Unconfirmed rumours suggest that Facebook, the giant US-based social networking service with detailed database records on one tenth of the world’s population, could be poised to take over responsibility for counter-intelligence and surveillance services that were, until now, the monopoly of MI5.
Ministers are tight lipped but insiders say that Prime Minister David Cameron is impressed by the superior performance of the US-based operation headed by Mark Zuckerberg.
News reports about the government’s public sector privatisation plans have indicated this government’s willingness to contract out almost any public service if private companies think they can make a profit. The security services and judiciary had until now been thought exempt.
Nobody was available for comment at MI5’s Thames House headquarters.
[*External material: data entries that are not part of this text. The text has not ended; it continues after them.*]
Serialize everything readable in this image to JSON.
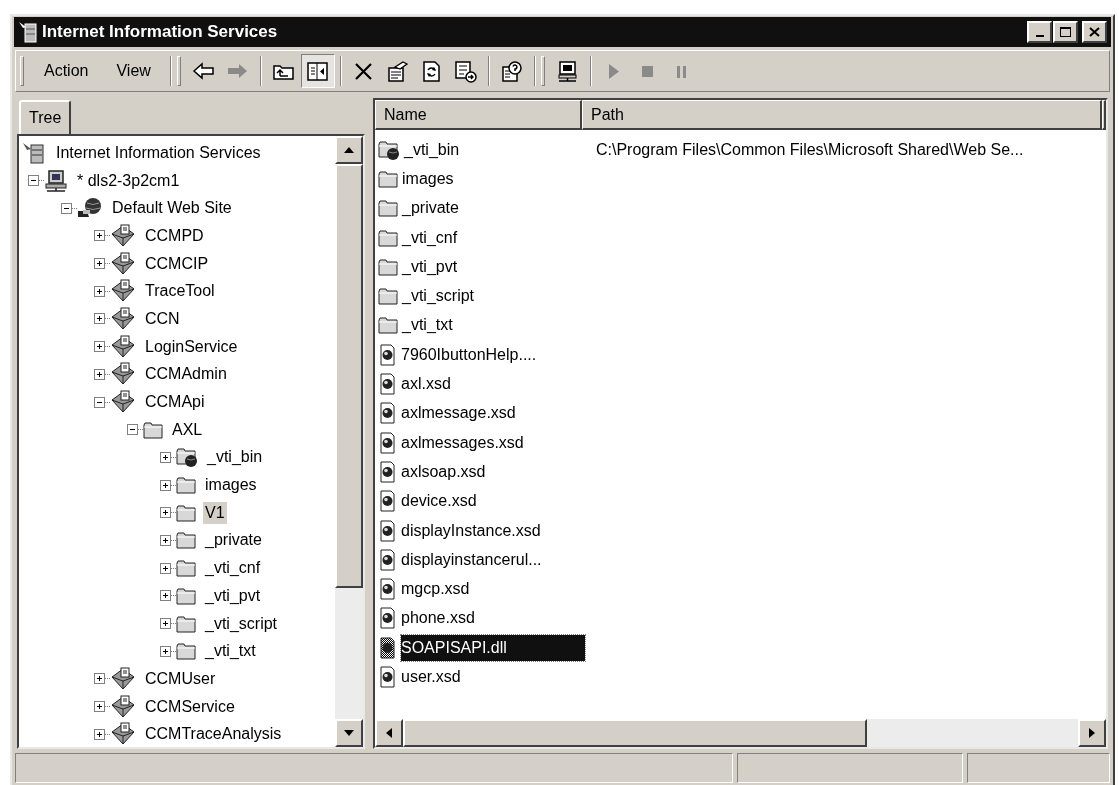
{
  "window": {
    "title": "Internet Information Services"
  },
  "toolbar": [
    {
      "kind": "band",
      "items": [
        {
          "kind": "menu",
          "label": "Action"
        },
        {
          "kind": "menu",
          "label": "View"
        }
      ]
    },
    {
      "kind": "band",
      "items": [
        {
          "kind": "back",
          "disabled": false,
          "pressed": false
        },
        {
          "kind": "forward",
          "disabled": true,
          "pressed": false
        }
      ]
    },
    {
      "kind": "group",
      "items": [
        {
          "kind": "up",
          "disabled": false,
          "pressed": false
        },
        {
          "kind": "tree",
          "disabled": false,
          "pressed": true
        }
      ]
    },
    {
      "kind": "group",
      "items": [
        {
          "kind": "delete",
          "disabled": false,
          "pressed": false
        },
        {
          "kind": "properties",
          "disabled": false,
          "pressed": false
        },
        {
          "kind": "refresh",
          "disabled": false,
          "pressed": false
        },
        {
          "kind": "export",
          "disabled": false,
          "pressed": false
        }
      ]
    },
    {
      "kind": "group",
      "items": [
        {
          "kind": "help",
          "disabled": false,
          "pressed": false
        }
      ]
    },
    {
      "kind": "band",
      "items": [
        {
          "kind": "computer",
          "disabled": false,
          "pressed": false
        }
      ]
    },
    {
      "kind": "group",
      "items": [
        {
          "kind": "play",
          "disabled": true,
          "pressed": false
        },
        {
          "kind": "stop",
          "disabled": true,
          "pressed": false
        },
        {
          "kind": "pause",
          "disabled": true,
          "pressed": false
        }
      ]
    }
  ],
  "tabs": [
    {
      "label": "Tree",
      "selected": true
    }
  ],
  "tree": [
    {
      "label": "Internet Information Services",
      "kind": "iis",
      "selected": false,
      "children": [
        {
          "label": "* dls2-3p2cm1",
          "kind": "computer",
          "expanded": true,
          "selected": false,
          "children": [
            {
              "label": "Default Web Site",
              "kind": "website",
              "expanded": true,
              "selected": false,
              "children": [
                {
                  "label": "CCMPD",
                  "kind": "app",
                  "expanded": false,
                  "selected": false
                },
                {
                  "label": "CCMCIP",
                  "kind": "app",
                  "expanded": false,
                  "selected": false
                },
                {
                  "label": "TraceTool",
                  "kind": "app",
                  "expanded": false,
                  "selected": false
                },
                {
                  "label": "CCN",
                  "kind": "app",
                  "expanded": false,
                  "selected": false
                },
                {
                  "label": "LoginService",
                  "kind": "app",
                  "expanded": false,
                  "selected": false
                },
                {
                  "label": "CCMAdmin",
                  "kind": "app",
                  "expanded": false,
                  "selected": false
                },
                {
                  "label": "CCMApi",
                  "kind": "app",
                  "expanded": true,
                  "selected": false,
                  "children": [
                    {
                      "label": "AXL",
                      "kind": "folder",
                      "expanded": true,
                      "selected": false,
                      "children": [
                        {
                          "label": "_vti_bin",
                          "kind": "web-folder",
                          "expanded": false,
                          "selected": false
                        },
                        {
                          "label": "images",
                          "kind": "folder",
                          "expanded": false,
                          "selected": false
                        },
                        {
                          "label": "V1",
                          "kind": "folder",
                          "expanded": false,
                          "selected": true
                        },
                        {
                          "label": "_private",
                          "kind": "folder",
                          "expanded": false,
                          "selected": false
                        },
                        {
                          "label": "_vti_cnf",
                          "kind": "folder",
                          "expanded": false,
                          "selected": false
                        },
                        {
                          "label": "_vti_pvt",
                          "kind": "folder",
                          "expanded": false,
                          "selected": false
                        },
                        {
                          "label": "_vti_script",
                          "kind": "folder",
                          "expanded": false,
                          "selected": false
                        },
                        {
                          "label": "_vti_txt",
                          "kind": "folder",
                          "expanded": false,
                          "selected": false
                        }
                      ]
                    }
                  ]
                },
                {
                  "label": "CCMUser",
                  "kind": "app",
                  "expanded": false,
                  "selected": false
                },
                {
                  "label": "CCMService",
                  "kind": "app",
                  "expanded": false,
                  "selected": false
                },
                {
                  "label": "CCMTraceAnalysis",
                  "kind": "app",
                  "expanded": false,
                  "selected": false
                }
              ]
            }
          ]
        }
      ]
    }
  ],
  "table": {
    "columns": [
      "Name",
      "Path"
    ],
    "rows": [
      {
        "name": "_vti_bin",
        "path": "C:\\Program Files\\Common Files\\Microsoft Shared\\Web Se...",
        "kind": "web-folder",
        "selected": false
      },
      {
        "name": "images",
        "kind": "folder",
        "selected": false
      },
      {
        "name": "_private",
        "kind": "folder",
        "selected": false
      },
      {
        "name": "_vti_cnf",
        "kind": "folder",
        "selected": false
      },
      {
        "name": "_vti_pvt",
        "kind": "folder",
        "selected": false
      },
      {
        "name": "_vti_script",
        "kind": "folder",
        "selected": false
      },
      {
        "name": "_vti_txt",
        "kind": "folder",
        "selected": false
      },
      {
        "name": "7960IbuttonHelp....",
        "kind": "file",
        "selected": false
      },
      {
        "name": "axl.xsd",
        "kind": "file",
        "selected": false
      },
      {
        "name": "axlmessage.xsd",
        "kind": "file",
        "selected": false
      },
      {
        "name": "axlmessages.xsd",
        "kind": "file",
        "selected": false
      },
      {
        "name": "axlsoap.xsd",
        "kind": "file",
        "selected": false
      },
      {
        "name": "device.xsd",
        "kind": "file",
        "selected": false
      },
      {
        "name": "displayInstance.xsd",
        "kind": "file",
        "selected": false
      },
      {
        "name": "displayinstancerul...",
        "kind": "file",
        "selected": false
      },
      {
        "name": "mgcp.xsd",
        "kind": "file",
        "selected": false
      },
      {
        "name": "phone.xsd",
        "kind": "file",
        "selected": false
      },
      {
        "name": "SOAPISAPI.dll",
        "kind": "dll",
        "selected": true
      },
      {
        "name": "user.xsd",
        "kind": "file",
        "selected": false
      }
    ]
  }
}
We were, however, able to reach an Inspector G. Lestrade at Scotland Yard, who offered some insights into the possible reasons for the policy change.
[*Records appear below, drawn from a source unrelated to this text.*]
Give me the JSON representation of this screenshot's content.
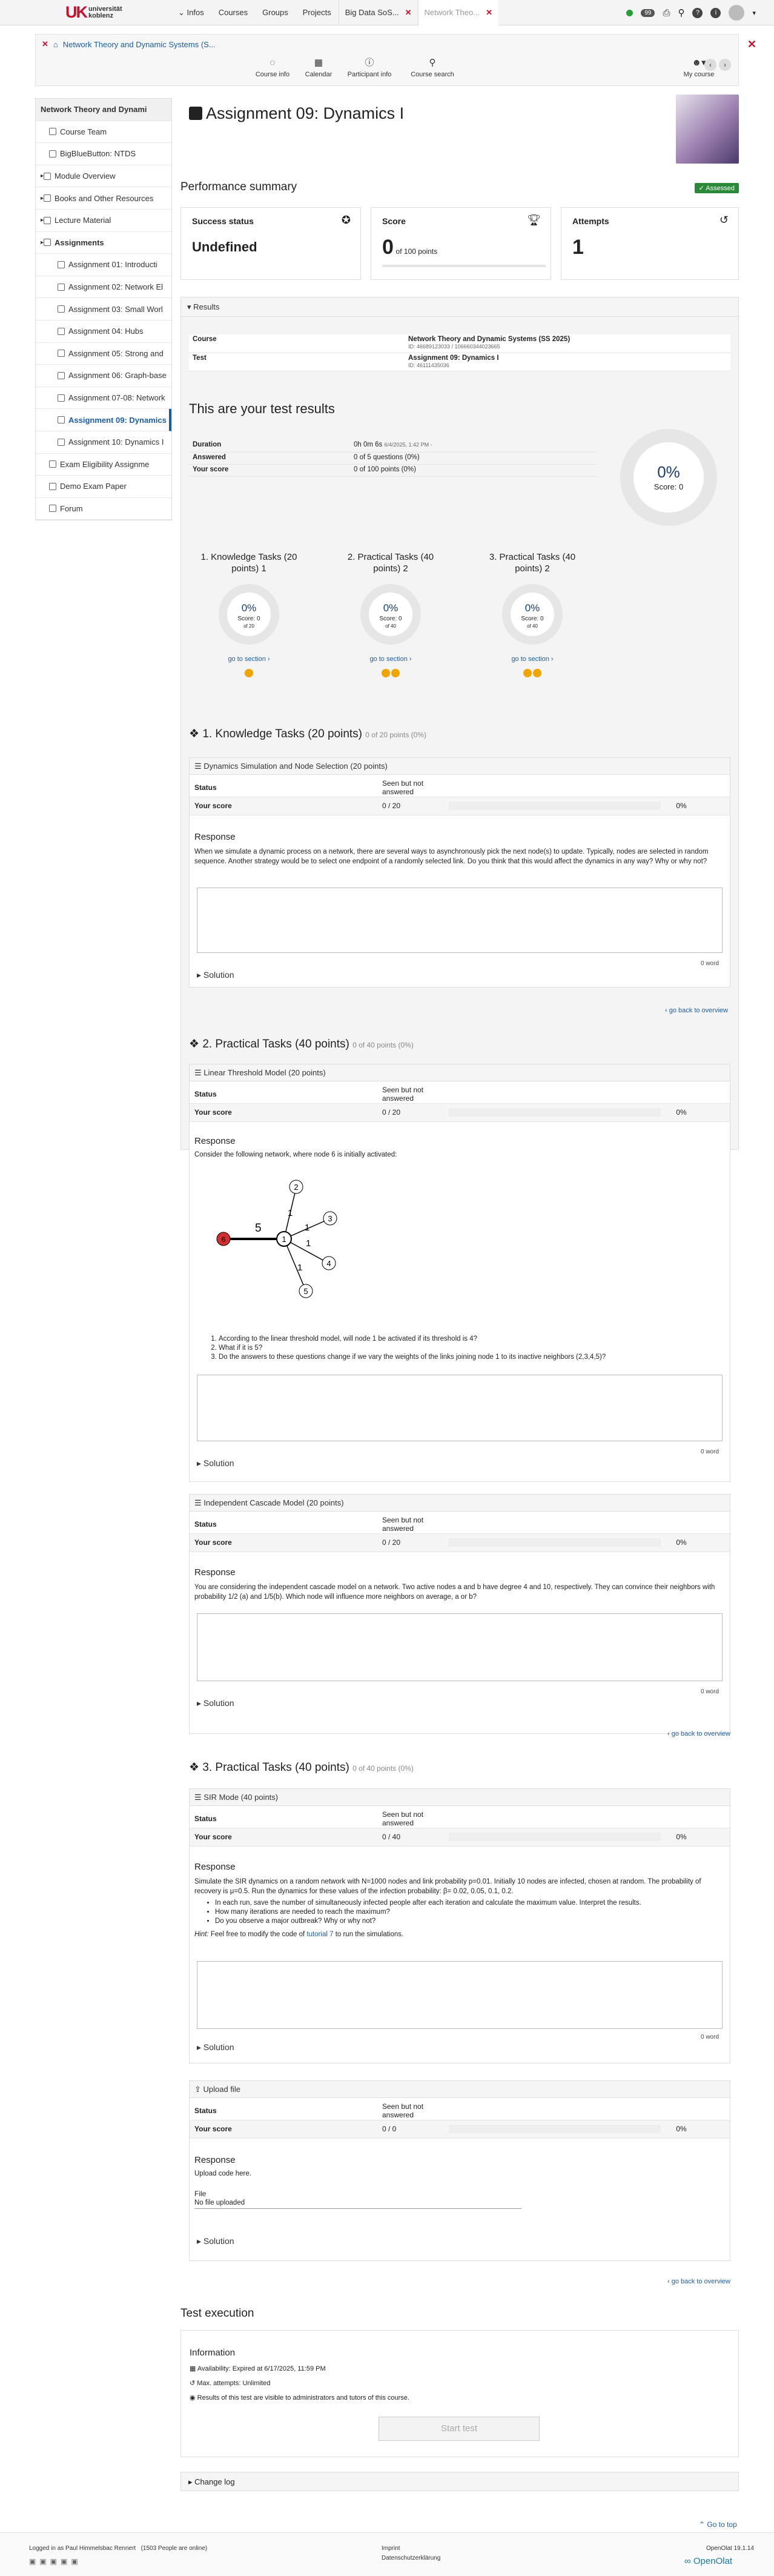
{
  "topbar": {
    "logo_mark": "UK",
    "logo_line1": "universität",
    "logo_line2": "koblenz",
    "nav": [
      "Infos",
      "Courses",
      "Groups",
      "Projects"
    ],
    "tabs": [
      "Big Data SoS...",
      "Network Theo..."
    ],
    "count_badge": "99"
  },
  "crumb": {
    "title": "Network Theory and Dynamic Systems (S..."
  },
  "tools": [
    {
      "icon": "bulb-icon",
      "label": "Course info"
    },
    {
      "icon": "calendar-icon",
      "label": "Calendar"
    },
    {
      "icon": "info-icon",
      "label": "Participant info"
    },
    {
      "icon": "search-icon",
      "label": "Course search"
    }
  ],
  "my_course": "My course",
  "sidebar": [
    {
      "label": "Network Theory and Dynami",
      "indent": 0,
      "head": true
    },
    {
      "label": "Course Team",
      "indent": 1
    },
    {
      "label": "BigBlueButton: NTDS",
      "indent": 1
    },
    {
      "label": "Module Overview",
      "indent": 0,
      "arrow": true
    },
    {
      "label": "Books and Other Resources",
      "indent": 0,
      "arrow": true
    },
    {
      "label": "Lecture Material",
      "indent": 0,
      "arrow": true
    },
    {
      "label": "Assignments",
      "indent": 0,
      "arrow": true,
      "bold": true
    },
    {
      "label": "Assignment 01: Introducti",
      "indent": 2
    },
    {
      "label": "Assignment 02: Network El",
      "indent": 2
    },
    {
      "label": "Assignment 03: Small Worl",
      "indent": 2
    },
    {
      "label": "Assignment 04: Hubs",
      "indent": 2
    },
    {
      "label": "Assignment 05: Strong and",
      "indent": 2
    },
    {
      "label": "Assignment 06: Graph-base",
      "indent": 2
    },
    {
      "label": "Assignment 07-08: Network",
      "indent": 2
    },
    {
      "label": "Assignment 09: Dynamics I",
      "indent": 2,
      "active": true
    },
    {
      "label": "Assignment 10: Dynamics I",
      "indent": 2
    },
    {
      "label": "Exam Eligibility Assignme",
      "indent": 1
    },
    {
      "label": "Demo Exam Paper",
      "indent": 1
    },
    {
      "label": "Forum",
      "indent": 1
    }
  ],
  "page": {
    "title": "Assignment 09: Dynamics I",
    "perf_summary": "Performance summary",
    "assessed": "✓ Assessed",
    "success_label": "Success status",
    "success_value": "Undefined",
    "score_label": "Score",
    "score_value": "0",
    "score_of": "of 100 points",
    "attempts_label": "Attempts",
    "attempts_value": "1",
    "results_label": "Results",
    "course_k": "Course",
    "course_v": "Network Theory and Dynamic Systems (SS 2025)",
    "course_id": "ID: 46689123033 / 106660344023665",
    "test_k": "Test",
    "test_v": "Assignment 09: Dynamics I",
    "test_id": "ID: 46111435036",
    "your_results": "This are your test results",
    "duration_k": "Duration",
    "duration_v": "0h 0m 6s",
    "duration_d": "6/4/2025, 1:42 PM -",
    "answered_k": "Answered",
    "answered_v": "0 of 5 questions (0%)",
    "yourscore_k": "Your score",
    "yourscore_v": "0 of 100 points (0%)",
    "big_pct": "0%",
    "big_score": "Score: 0"
  },
  "sections": [
    {
      "title": "1. Knowledge Tasks (20 points) 1",
      "pct": "0%",
      "score": "Score: 0",
      "of": "of 20",
      "link": "go to section",
      "dots": 1
    },
    {
      "title": "2. Practical Tasks (40 points) 2",
      "pct": "0%",
      "score": "Score: 0",
      "of": "of 40",
      "link": "go to section",
      "dots": 2
    },
    {
      "title": "3. Practical Tasks (40 points) 2",
      "pct": "0%",
      "score": "Score: 0",
      "of": "of 40",
      "link": "go to section",
      "dots": 2
    }
  ],
  "common": {
    "status_k": "Status",
    "status_v": "Seen but not answered",
    "yourscore_k": "Your score",
    "pct": "0%",
    "response": "Response",
    "words": "0 word",
    "solution": "Solution",
    "back": "go back to overview"
  },
  "s1": {
    "title": "1. Knowledge Tasks (20 points)",
    "sub": "0 of 20 points (0%)",
    "q1_title": "Dynamics Simulation and Node Selection (20 points)",
    "q1_score": "0 / 20",
    "q1_text": "When we simulate a dynamic process on a network, there are several ways to asynchronously pick the next node(s) to update. Typically, nodes are selected in random sequence. Another strategy would be to select one endpoint of a randomly selected link. Do you think that this would affect the dynamics in any way? Why or why not?"
  },
  "s2": {
    "title": "2. Practical Tasks (40 points)",
    "sub": "0 of 40 points (0%)",
    "q2_title": "Linear Threshold Model (20 points)",
    "q2_score": "0 / 20",
    "q2_text": "Consider the following network, where node 6 is initially activated:",
    "graph": {
      "edge_a": "5",
      "edge_b": "1",
      "edge_c": "1",
      "edge_d": "1",
      "edge_e": "1",
      "n1": "1",
      "n2": "2",
      "n3": "3",
      "n4": "4",
      "n5": "5",
      "n6": "6"
    },
    "q2_list": [
      "According to the linear threshold model, will node 1 be activated if its threshold is 4?",
      "What if it is 5?",
      "Do the answers to these questions change if we vary the weights of the links joining node 1 to its inactive neighbors (2,3,4,5)?"
    ],
    "q3_title": "Independent Cascade Model (20 points)",
    "q3_score": "0 / 20",
    "q3_text": "You are considering the independent cascade model on a network. Two active nodes a and b have degree 4 and 10, respectively. They can convince their neighbors with probability  1/2 (a) and 1/5(b). Which node will influence more neighbors on average, a or b?"
  },
  "s3": {
    "title": "3. Practical Tasks (40 points)",
    "sub": "0 of 40 points (0%)",
    "q4_title": "SIR Mode (40 points)",
    "q4_score": "0 / 40",
    "q4_text": "Simulate the SIR dynamics on a random network with N=1000 nodes and link probability p=0.01. Initially 10 nodes are infected, chosen at random. The probability of recovery is μ=0.5. Run the dynamics for these values of the infection probability: β= 0.02, 0.05, 0.1, 0.2.",
    "q4_list": [
      "In each run, save the number of simultaneously infected people after each iteration and calculate the maximum value. Interpret the results.",
      "How many iterations are needed to reach the maximum?",
      "Do you observe a major outbreak? Why or why not?"
    ],
    "hint_a": "Hint:",
    "hint_b": " Feel free to modify the code of ",
    "hint_link": "tutorial 7",
    "hint_c": " to run the simulations.",
    "q5_title": "Upload file",
    "q5_score": "0 / 0",
    "q5_text": "Upload code here.",
    "file_k": "File",
    "file_v": "No file uploaded"
  },
  "exec": {
    "title": "Test execution",
    "info": "Information",
    "avail": "Availability: Expired at 6/17/2025, 11:59 PM",
    "attempts": "Max. attempts: Unlimited",
    "visible": "Results of this test are visible to administrators and tutors of this course.",
    "start": "Start test",
    "changelog": "Change log",
    "gotop": "Go to top"
  },
  "footer": {
    "logged": "Logged in as Paul Himmelsbac Rennert",
    "people": "(1503 People are online)",
    "impr": "Imprint",
    "privacy": "Datenschutzerklärung",
    "version": "OpenOlat 19.1.14",
    "brand": "OpenOlat"
  }
}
“Facebook’s intelligence gathering puts traditional services like MI5 into the shade”, said Lestrade. “In a few short years they’ve obtained a depth of information about citizens which even the KGB or Stasi couldn’t achieve in decades”.
Chief Inspector James Japp, a colleague of Lestrade’s agreed. “Some of us have had great results using traditional methods, and we’re not against bringing in private specialists when necessary, but Facebook is something else”.
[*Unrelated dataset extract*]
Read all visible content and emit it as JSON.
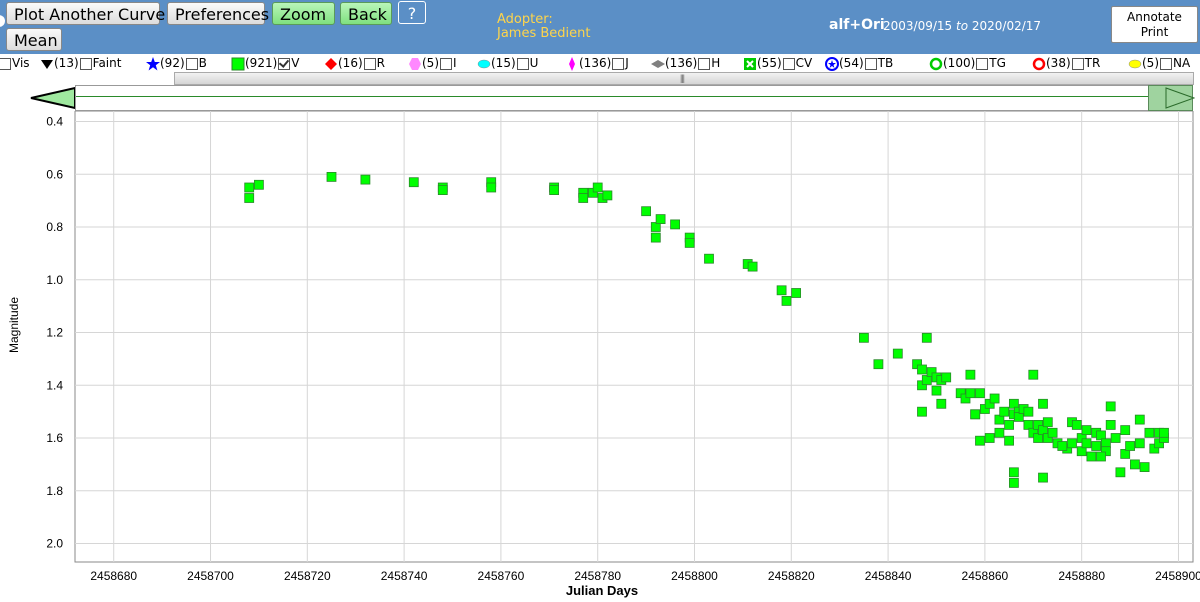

Intelligence in depth
Where Facebook succeeds against traditional intelligence gathering is in the sheer depth, breadth and quality of the information, always up to date.
Facebook is believed to hold information on roughly 26 million Britons. Observers say that, in a nation of 46 million adults, that’s impressive in itself.
Whilst intelligence operatives have relied in the past on limited supplies of low quality, grainy photographs of citizens under special scrutiny, Facebook supplies dozens of high quality photos on each subject, helpfully tagged with details of ‘associates’, dates, events and places.
“The clever thing”, says Japp, “is that even people who don’t want to show their own face on their ‘profile’ get tagged in photos taken by friends. Facebook even use facial recognition to suggest they do it”.
“This is streets ahead of the methods used by the Stasi”, he added.
“With Facebook we’ve got it all”, adds Lestrade. “Facebook knows who you associate with, and the friends of your friends. They know what you’re saying and when, what you like, the things you’re reading, and where you were when you read them. Facebook’s intelligence personnel need never leave the office”.
Facebook is also lauded for the subtle ways in which it has mastered how to keep tabs on a mobile population. Whilst other corporations have done their part in persuading most citizens to willingly carry a personal GPS tracking device everywhere, Facebook is, in the jargon, the “systems integrator”.
With people spending an increasing part of every day communicating through the service, Facebook seems to have it all.
“It doesn’t matter whether you’re at home or meeting associates for a drink, they know about it”, says Japp. “They know the internet address of your home computer today and yesterday, so they don’t have to waste time getting this information from telecoms providers. They know in advance where you’re planning to go, because you told them, and they know who else is there at the time when you arrive”.
Facebook’s methods mean that conventional intelligence operations just can’t compete. They are said to have none of the operating overheads that have traditionally contributed to the high cost of operations.
“Think of operatives shivering in stakeout operations … that’s all gone. And, with it, the overtime”, laments Japp.
“These private sector operatives we used to employ … they had expensive methods too, always running around the country, staying in expensive hotels”. “And don’t mention the opiates”, adds Lestrade.
Sources say that if this deal goes through, and it seems likely, then the government may reappraise other areas which David Cameron had previously ruled off limits. The secret service, MI6, could be next.
Secret feasibility studies are also underway to decide whether the judiciary could be replaced by Judge Judy.